gummy bears

Halloween has come and gone, and there are bags of leftover candy to prove it. Once you’ve had your fill of the sweet stuff, you can have plenty of fun with the leftover Halloween candy with science experiments! From sorting games with young children to candy chromatography, there is plenty to do with leftover Halloween candy that doesn’t involve consuming all that sugar. An all-time favorite experiment is finding out what happens when you soak gummy candies in water and other liquids. It might be fun to measure and compare different brands and colors, too.

You can start by filling a clear cup with water and dropping a gummy candy in it; you can even have several cups of water available and try different gummy candies in each cup. Make sure you measure and write down initial observations and make predictions about how they will look, taste and even smell. Check back in an hour, a few hours, a day and a couple of days and ask some of these questions: Do your gummies have bubbles on them? Are they larger? Did they change the color or smell of the water? Do they float? Can you see through the gummy candy? How do they feel? Do they bounce?

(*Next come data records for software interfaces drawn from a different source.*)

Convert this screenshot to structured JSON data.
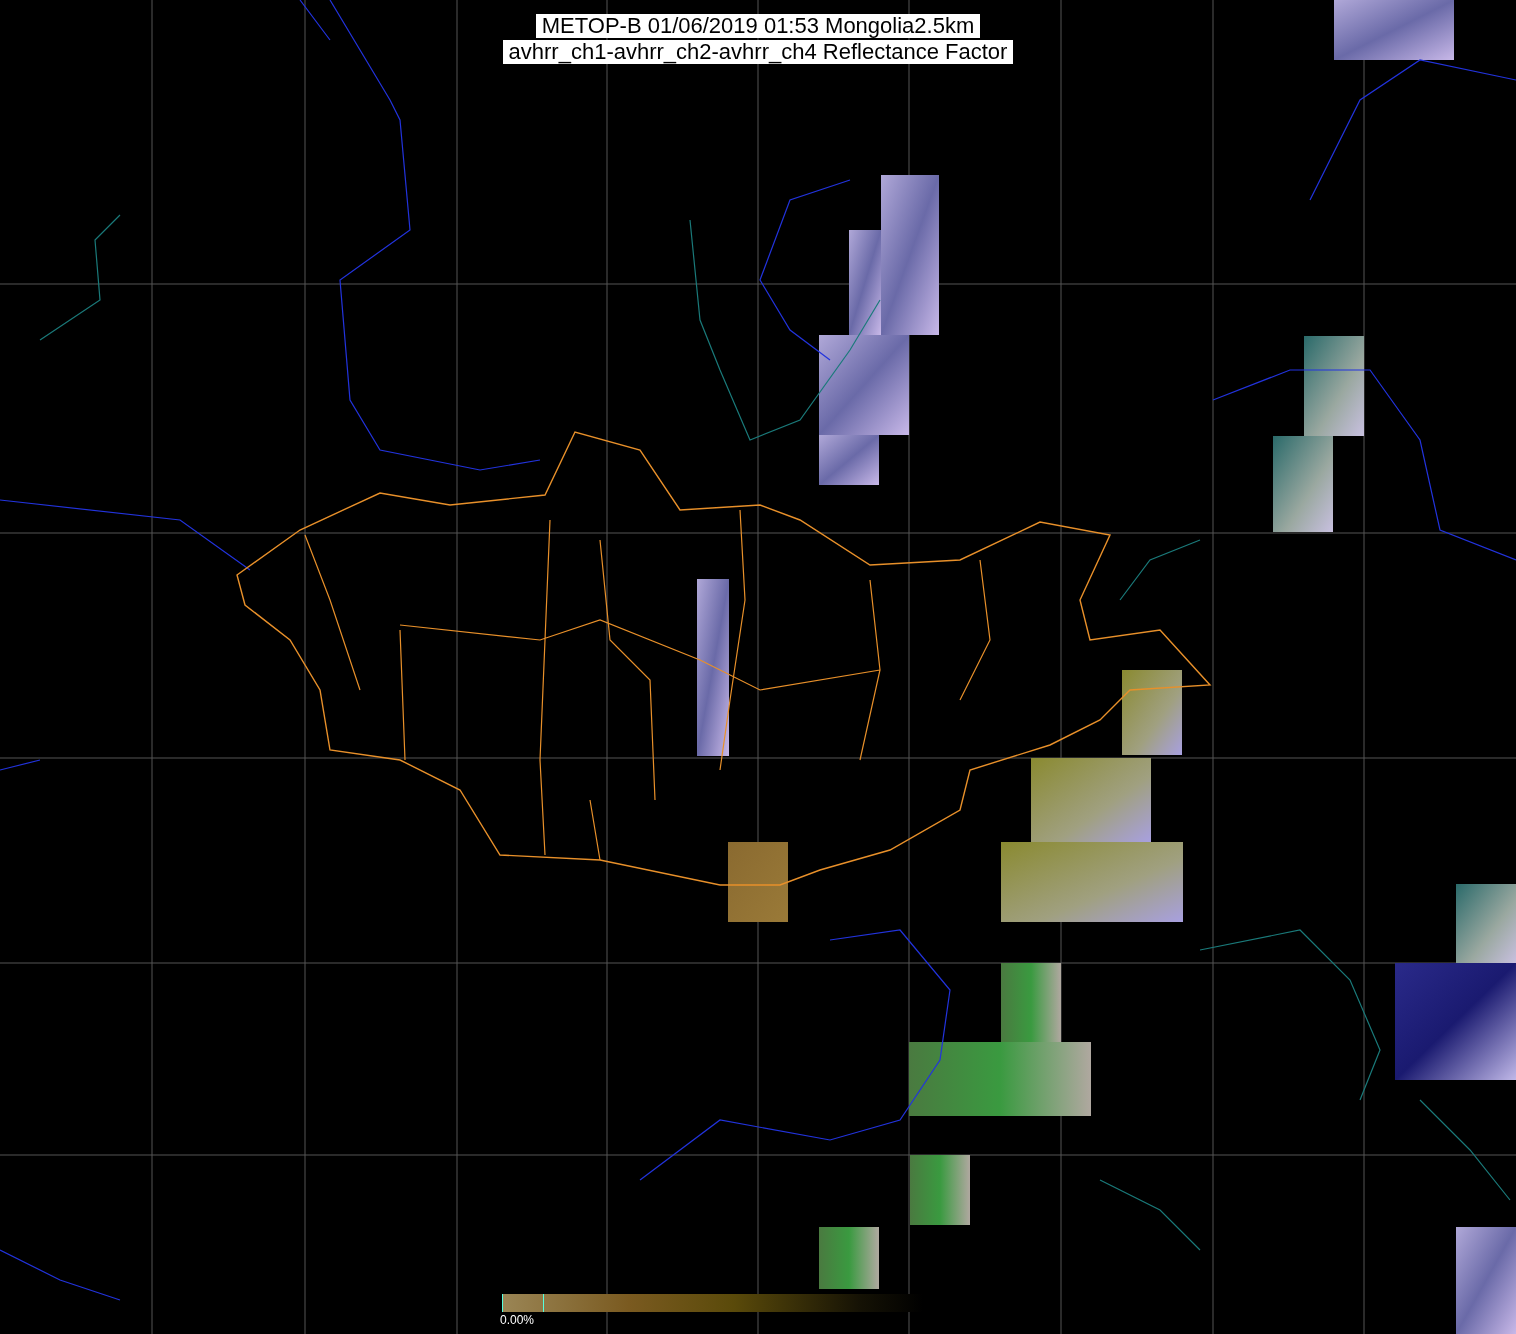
{
  "title": {
    "line_1": "METOP-B 01/06/2019 01:53 Mongolia2.5km",
    "line_2": "avhrr_ch1-avhrr_ch2-avhrr_ch4 Reflectance Factor"
  },
  "colorbar": {
    "label": "0.00%"
  }
}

If you are thinking that water has filled up the gummy candy, then you are absolutely right! Water has entered it, filling in the spaces to make it seem like it grew. Gummy bears and other gummy candies begin their lives as a warm liquid solution of sugars, flavors, gelatin and water. As this solution cools and water is drawn out from the solution, they harden into their famous chewy texture. During the drying process the gelatin intertwines into a solid matrix, but not all the water is removed—otherwise gummy bears would be hard and not at all chewy. Gummy bears contain a small amount of water in them and for purposes of this experiment can be thought of as a solution of water.